Study Objectives: A large proportion of individuals affected by sleep disorders are untreated and susceptible to accidents, injuries, long-term sequelae (e.g., risk of cardiovascular disease, cancer, psychiatric disorders), and increased mortality risk. Few studies have examined the scope and magnitude of sleep disorder diagnoses in the United States (US) or factors influencing them. Veterans are particularly vulnerable to factors that elicit or exacerbate sleep disorders. Methods: This serial cross-sectional study characterized secular trends in diagnosed sleep disorders among veterans seeking care in US Veterans Health Administration facilities over an eleven-year span (FY2000-2010, n = 9,786,778). Electronic medical records from the national Veterans Administration Informatics and Computing Infrastructure database were accessed. Cases were defined using diagnostic codes specified by the American Academy of Sleep Medicine. Age-adjusted annual prevalence was summarized by sex, race, combat exposure, body mass index, and comorbid diagnoses (cardiovascular disease, cancer, mental disorders). Results: Sleep apnea (47%) and insomnia (26%) were the most common diagnoses among patients with any sleep disorder. There was a six-fold relative increase in total sleep disorder prevalence over the study period. Posttraumatic stress disorder, which tripled over the same time period, was associated with the highest prevalence of sleep disorders (16%) among the comorbid conditions evaluated. Conclusions: The results indicate a growing need for integration of sleep disorder management with patient care and health care planning among US veterans.
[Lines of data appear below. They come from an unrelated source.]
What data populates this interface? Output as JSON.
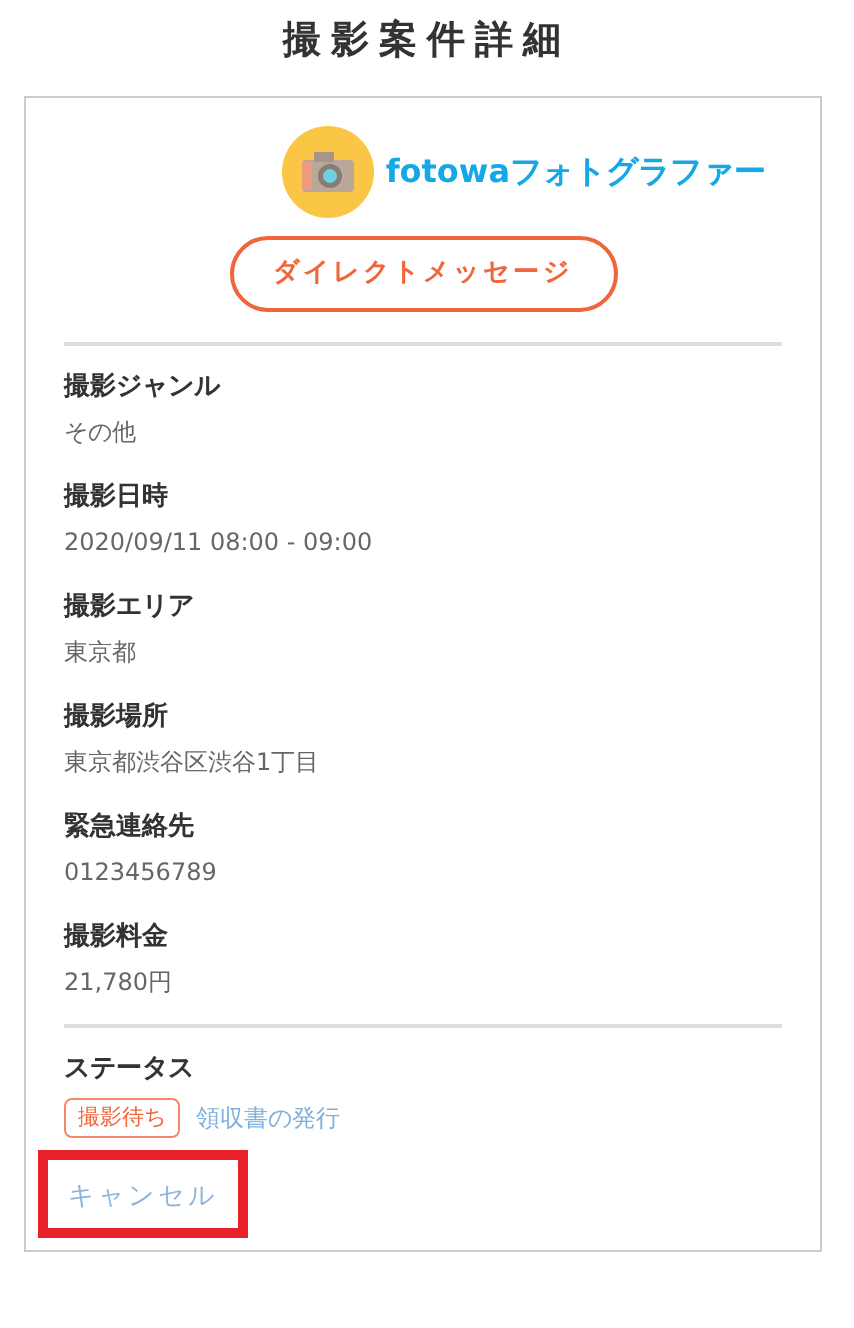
{
  "page_title": "撮影案件詳細",
  "brand": {
    "name": "fotowaフォトグラファー"
  },
  "message_button": "ダイレクトメッセージ",
  "fields": [
    {
      "label": "撮影ジャンル",
      "value": "その他"
    },
    {
      "label": "撮影日時",
      "value": "2020/09/11 08:00 - 09:00"
    },
    {
      "label": "撮影エリア",
      "value": "東京都"
    },
    {
      "label": "撮影場所",
      "value": "東京都渋谷区渋谷1丁目"
    },
    {
      "label": "緊急連絡先",
      "value": "0123456789"
    },
    {
      "label": "撮影料金",
      "value": "21,780円"
    }
  ],
  "status": {
    "label": "ステータス",
    "badge": "撮影待ち",
    "link": "領収書の発行"
  },
  "cancel": {
    "label": "キャンセル",
    "highlighted": true
  }
}
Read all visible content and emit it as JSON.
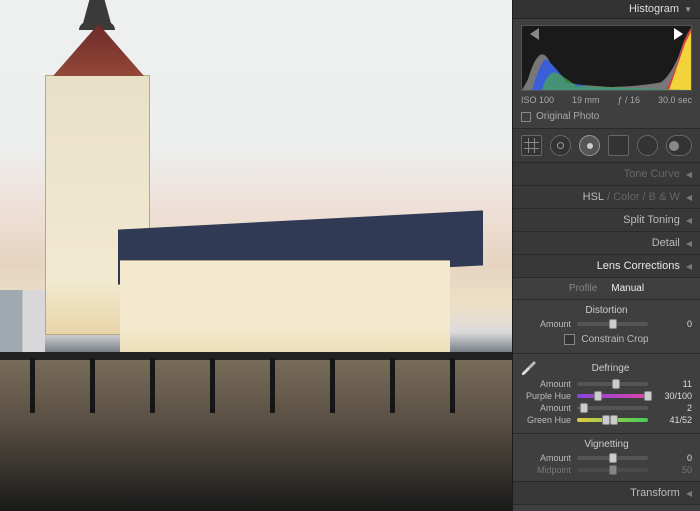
{
  "header": {
    "title": "Histogram"
  },
  "histogram": {
    "iso": "ISO 100",
    "focal": "19 mm",
    "aperture": "ƒ / 16",
    "shutter": "30.0 sec",
    "original_label": "Original Photo"
  },
  "sections": {
    "tone_curve": "Tone Curve",
    "hsl": "HSL",
    "color": "Color",
    "bw": "B & W",
    "split_toning": "Split Toning",
    "detail": "Detail",
    "lens_corrections": "Lens Corrections",
    "transform": "Transform"
  },
  "lens": {
    "tabs": {
      "profile": "Profile",
      "manual": "Manual"
    },
    "distortion": {
      "title": "Distortion",
      "amount_label": "Amount",
      "amount_value": "0",
      "constrain_label": "Constrain Crop"
    },
    "defringe": {
      "title": "Defringe",
      "amount1_label": "Amount",
      "amount1_value": "11",
      "purple_label": "Purple Hue",
      "purple_value": "30/100",
      "amount2_label": "Amount",
      "amount2_value": "2",
      "green_label": "Green Hue",
      "green_value": "41/52"
    },
    "vignetting": {
      "title": "Vignetting",
      "amount_label": "Amount",
      "amount_value": "0",
      "midpoint_label": "Midpoint",
      "midpoint_value": "50"
    }
  }
}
- Insomnia, military, posttraumatic stress disorder, sleep apnea, veteran
ASJC Scopus subject areas
- Clinical Neurology
- Physiology (medical)